[Instructions to follow] Isolate every line in the records below with "include" in it.

Records to use START

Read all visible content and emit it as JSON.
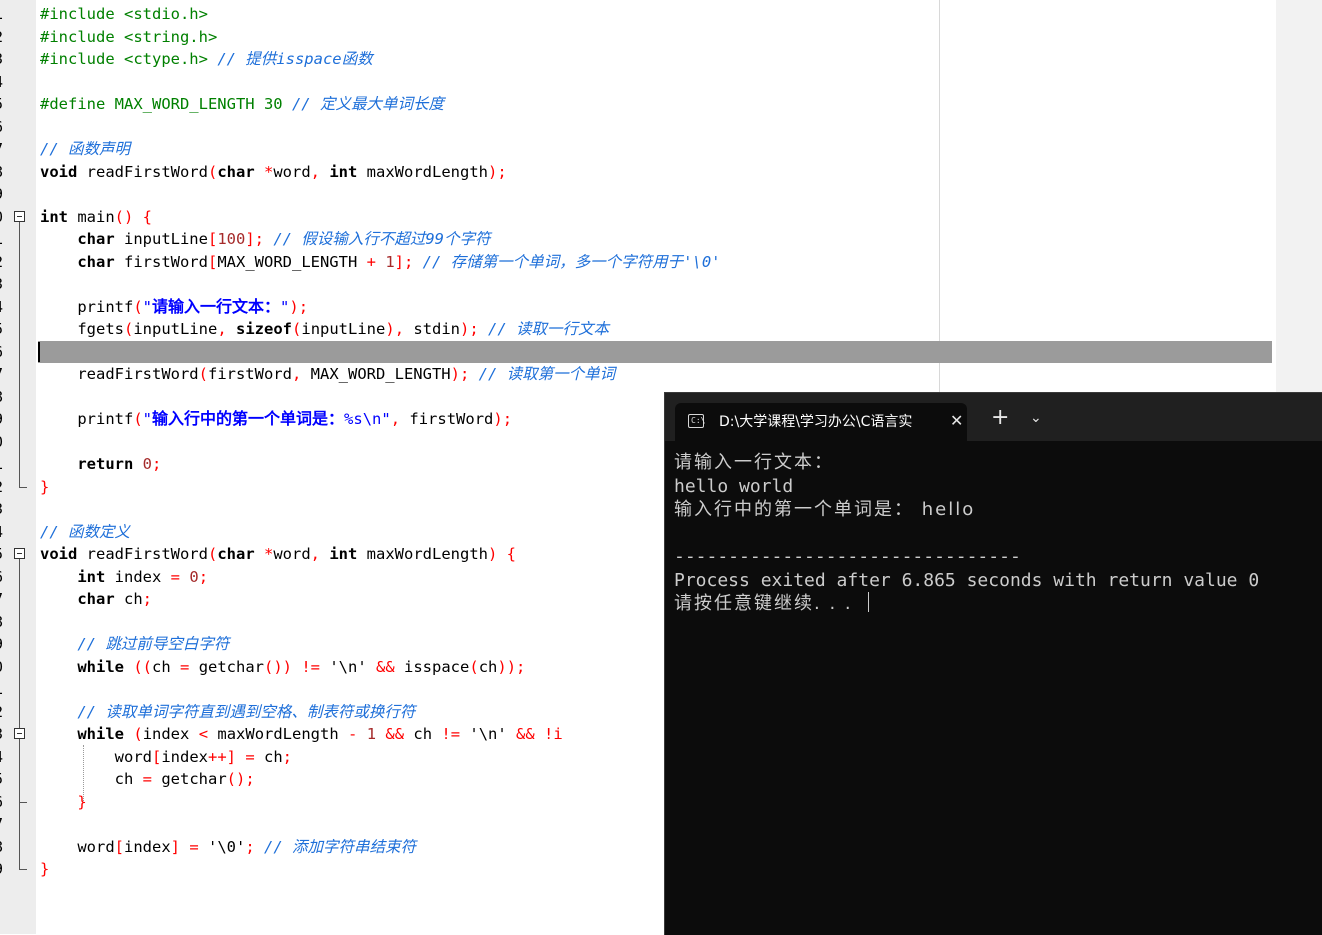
{
  "editor": {
    "line_numbers": [
      "1",
      "2",
      "3",
      "4",
      "5",
      "6",
      "7",
      "8",
      "9",
      "0",
      "1",
      "2",
      "3",
      "4",
      "5",
      "6",
      "7",
      "8",
      "9",
      "0",
      "1",
      "2",
      "3",
      "4",
      "5",
      "6",
      "7",
      "8",
      "9",
      "0",
      "1",
      "2",
      "3",
      "4",
      "5",
      "6",
      "7",
      "8",
      "9"
    ],
    "lines": [
      [
        {
          "t": "#include <stdio.h>",
          "c": "pp"
        }
      ],
      [
        {
          "t": "#include <string.h>",
          "c": "pp"
        }
      ],
      [
        {
          "t": "#include <ctype.h> ",
          "c": "pp"
        },
        {
          "t": "// 提供isspace函数",
          "c": "cm"
        }
      ],
      [],
      [
        {
          "t": "#define MAX_WORD_LENGTH 30 ",
          "c": "pp"
        },
        {
          "t": "// 定义最大单词长度",
          "c": "cm"
        }
      ],
      [],
      [
        {
          "t": "// 函数声明",
          "c": "cm"
        }
      ],
      [
        {
          "t": "void",
          "c": "kw"
        },
        {
          "t": " readFirstWord",
          "c": ""
        },
        {
          "t": "(",
          "c": "op"
        },
        {
          "t": "char",
          "c": "kw"
        },
        {
          "t": " ",
          "c": ""
        },
        {
          "t": "*",
          "c": "op"
        },
        {
          "t": "word",
          "c": ""
        },
        {
          "t": ", ",
          "c": "op"
        },
        {
          "t": "int",
          "c": "kw"
        },
        {
          "t": " maxWordLength",
          "c": ""
        },
        {
          "t": ");",
          "c": "op"
        }
      ],
      [],
      [
        {
          "t": "int",
          "c": "kw"
        },
        {
          "t": " main",
          "c": ""
        },
        {
          "t": "() {",
          "c": "op"
        }
      ],
      [
        {
          "t": "    ",
          "c": ""
        },
        {
          "t": "char",
          "c": "kw"
        },
        {
          "t": " inputLine",
          "c": ""
        },
        {
          "t": "[",
          "c": "op"
        },
        {
          "t": "100",
          "c": "num"
        },
        {
          "t": "]; ",
          "c": "op"
        },
        {
          "t": "// 假设输入行不超过99个字符",
          "c": "cm"
        }
      ],
      [
        {
          "t": "    ",
          "c": ""
        },
        {
          "t": "char",
          "c": "kw"
        },
        {
          "t": " firstWord",
          "c": ""
        },
        {
          "t": "[",
          "c": "op"
        },
        {
          "t": "MAX_WORD_LENGTH ",
          "c": ""
        },
        {
          "t": "+",
          "c": "op"
        },
        {
          "t": " ",
          "c": ""
        },
        {
          "t": "1",
          "c": "num"
        },
        {
          "t": "]; ",
          "c": "op"
        },
        {
          "t": "// 存储第一个单词，多一个字符用于'\\0'",
          "c": "cm"
        }
      ],
      [],
      [
        {
          "t": "    printf",
          "c": ""
        },
        {
          "t": "(",
          "c": "op"
        },
        {
          "t": "\"",
          "c": "str"
        },
        {
          "t": "请输入一行文本：",
          "c": "strb"
        },
        {
          "t": "\"",
          "c": "str"
        },
        {
          "t": ");",
          "c": "op"
        }
      ],
      [
        {
          "t": "    fgets",
          "c": ""
        },
        {
          "t": "(",
          "c": "op"
        },
        {
          "t": "inputLine",
          "c": ""
        },
        {
          "t": ", ",
          "c": "op"
        },
        {
          "t": "sizeof",
          "c": "kw"
        },
        {
          "t": "(",
          "c": "op"
        },
        {
          "t": "inputLine",
          "c": ""
        },
        {
          "t": "), ",
          "c": "op"
        },
        {
          "t": "stdin",
          "c": ""
        },
        {
          "t": "); ",
          "c": "op"
        },
        {
          "t": "// 读取一行文本",
          "c": "cm"
        }
      ],
      [],
      [
        {
          "t": "    readFirstWord",
          "c": ""
        },
        {
          "t": "(",
          "c": "op"
        },
        {
          "t": "firstWord",
          "c": ""
        },
        {
          "t": ", ",
          "c": "op"
        },
        {
          "t": "MAX_WORD_LENGTH",
          "c": ""
        },
        {
          "t": "); ",
          "c": "op"
        },
        {
          "t": "// 读取第一个单词",
          "c": "cm"
        }
      ],
      [],
      [
        {
          "t": "    printf",
          "c": ""
        },
        {
          "t": "(",
          "c": "op"
        },
        {
          "t": "\"",
          "c": "str"
        },
        {
          "t": "输入行中的第一个单词是：",
          "c": "strb"
        },
        {
          "t": "%s\\n\"",
          "c": "str"
        },
        {
          "t": ", ",
          "c": "op"
        },
        {
          "t": "firstWord",
          "c": ""
        },
        {
          "t": ");",
          "c": "op"
        }
      ],
      [],
      [
        {
          "t": "    ",
          "c": ""
        },
        {
          "t": "return",
          "c": "kw"
        },
        {
          "t": " ",
          "c": ""
        },
        {
          "t": "0",
          "c": "num"
        },
        {
          "t": ";",
          "c": "op"
        }
      ],
      [
        {
          "t": "}",
          "c": "op"
        }
      ],
      [],
      [
        {
          "t": "// 函数定义",
          "c": "cm"
        }
      ],
      [
        {
          "t": "void",
          "c": "kw"
        },
        {
          "t": " readFirstWord",
          "c": ""
        },
        {
          "t": "(",
          "c": "op"
        },
        {
          "t": "char",
          "c": "kw"
        },
        {
          "t": " ",
          "c": ""
        },
        {
          "t": "*",
          "c": "op"
        },
        {
          "t": "word",
          "c": ""
        },
        {
          "t": ", ",
          "c": "op"
        },
        {
          "t": "int",
          "c": "kw"
        },
        {
          "t": " maxWordLength",
          "c": ""
        },
        {
          "t": ") {",
          "c": "op"
        }
      ],
      [
        {
          "t": "    ",
          "c": ""
        },
        {
          "t": "int",
          "c": "kw"
        },
        {
          "t": " index ",
          "c": ""
        },
        {
          "t": "=",
          "c": "op"
        },
        {
          "t": " ",
          "c": ""
        },
        {
          "t": "0",
          "c": "num"
        },
        {
          "t": ";",
          "c": "op"
        }
      ],
      [
        {
          "t": "    ",
          "c": ""
        },
        {
          "t": "char",
          "c": "kw"
        },
        {
          "t": " ch",
          "c": ""
        },
        {
          "t": ";",
          "c": "op"
        }
      ],
      [],
      [
        {
          "t": "    ",
          "c": ""
        },
        {
          "t": "// 跳过前导空白字符",
          "c": "cm"
        }
      ],
      [
        {
          "t": "    ",
          "c": ""
        },
        {
          "t": "while",
          "c": "kw"
        },
        {
          "t": " ",
          "c": ""
        },
        {
          "t": "((",
          "c": "op"
        },
        {
          "t": "ch ",
          "c": ""
        },
        {
          "t": "=",
          "c": "op"
        },
        {
          "t": " getchar",
          "c": ""
        },
        {
          "t": "()) != ",
          "c": "op"
        },
        {
          "t": "'\\n' ",
          "c": "chr"
        },
        {
          "t": "&&",
          "c": "op"
        },
        {
          "t": " isspace",
          "c": ""
        },
        {
          "t": "(",
          "c": "op"
        },
        {
          "t": "ch",
          "c": ""
        },
        {
          "t": "));",
          "c": "op"
        }
      ],
      [],
      [
        {
          "t": "    ",
          "c": ""
        },
        {
          "t": "// 读取单词字符直到遇到空格、制表符或换行符",
          "c": "cm"
        }
      ],
      [
        {
          "t": "    ",
          "c": ""
        },
        {
          "t": "while",
          "c": "kw"
        },
        {
          "t": " ",
          "c": ""
        },
        {
          "t": "(",
          "c": "op"
        },
        {
          "t": "index ",
          "c": ""
        },
        {
          "t": "<",
          "c": "op"
        },
        {
          "t": " maxWordLength ",
          "c": ""
        },
        {
          "t": "-",
          "c": "op"
        },
        {
          "t": " ",
          "c": ""
        },
        {
          "t": "1",
          "c": "num"
        },
        {
          "t": " && ",
          "c": "op"
        },
        {
          "t": "ch ",
          "c": ""
        },
        {
          "t": "!=",
          "c": "op"
        },
        {
          "t": " '\\n' ",
          "c": "chr"
        },
        {
          "t": "&& !i",
          "c": "op"
        }
      ],
      [
        {
          "t": "        word",
          "c": ""
        },
        {
          "t": "[",
          "c": "op"
        },
        {
          "t": "index",
          "c": ""
        },
        {
          "t": "++] = ",
          "c": "op"
        },
        {
          "t": "ch",
          "c": ""
        },
        {
          "t": ";",
          "c": "op"
        }
      ],
      [
        {
          "t": "        ch ",
          "c": ""
        },
        {
          "t": "=",
          "c": "op"
        },
        {
          "t": " getchar",
          "c": ""
        },
        {
          "t": "();",
          "c": "op"
        }
      ],
      [
        {
          "t": "    ",
          "c": ""
        },
        {
          "t": "}",
          "c": "op"
        }
      ],
      [],
      [
        {
          "t": "    word",
          "c": ""
        },
        {
          "t": "[",
          "c": "op"
        },
        {
          "t": "index",
          "c": ""
        },
        {
          "t": "] = ",
          "c": "op"
        },
        {
          "t": "'\\0'",
          "c": "chr"
        },
        {
          "t": "; ",
          "c": "op"
        },
        {
          "t": "// 添加字符串结束符",
          "c": "cm"
        }
      ],
      [
        {
          "t": "}",
          "c": "op"
        }
      ]
    ],
    "current_line_index": 15
  },
  "terminal": {
    "tab_title": "D:\\大学课程\\学习办公\\C语言实",
    "tab_icon": "terminal-app-icon",
    "close_glyph": "✕",
    "new_tab_glyph": "+",
    "dropdown_glyph": "⌄",
    "output": [
      "请输入一行文本：",
      "hello world",
      "输入行中的第一个单词是： hello",
      "",
      "--------------------------------",
      "Process exited after 6.865 seconds with return value 0",
      "请按任意键继续. . . "
    ]
  },
  "colors": {
    "terminal_bg": "#0c0c0c",
    "terminal_text": "#cccccc",
    "comment": "#1e6fd9",
    "preprocessor": "#008000",
    "operator": "#ff0000",
    "number": "#a52a2a",
    "string": "#0000ff",
    "current_line": "#9b9b9b"
  }
}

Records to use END

[Answer space]
          "t": "#include <stdio.h>",
          "t": "#include <string.h>",
          "t": "#include <ctype.h> ",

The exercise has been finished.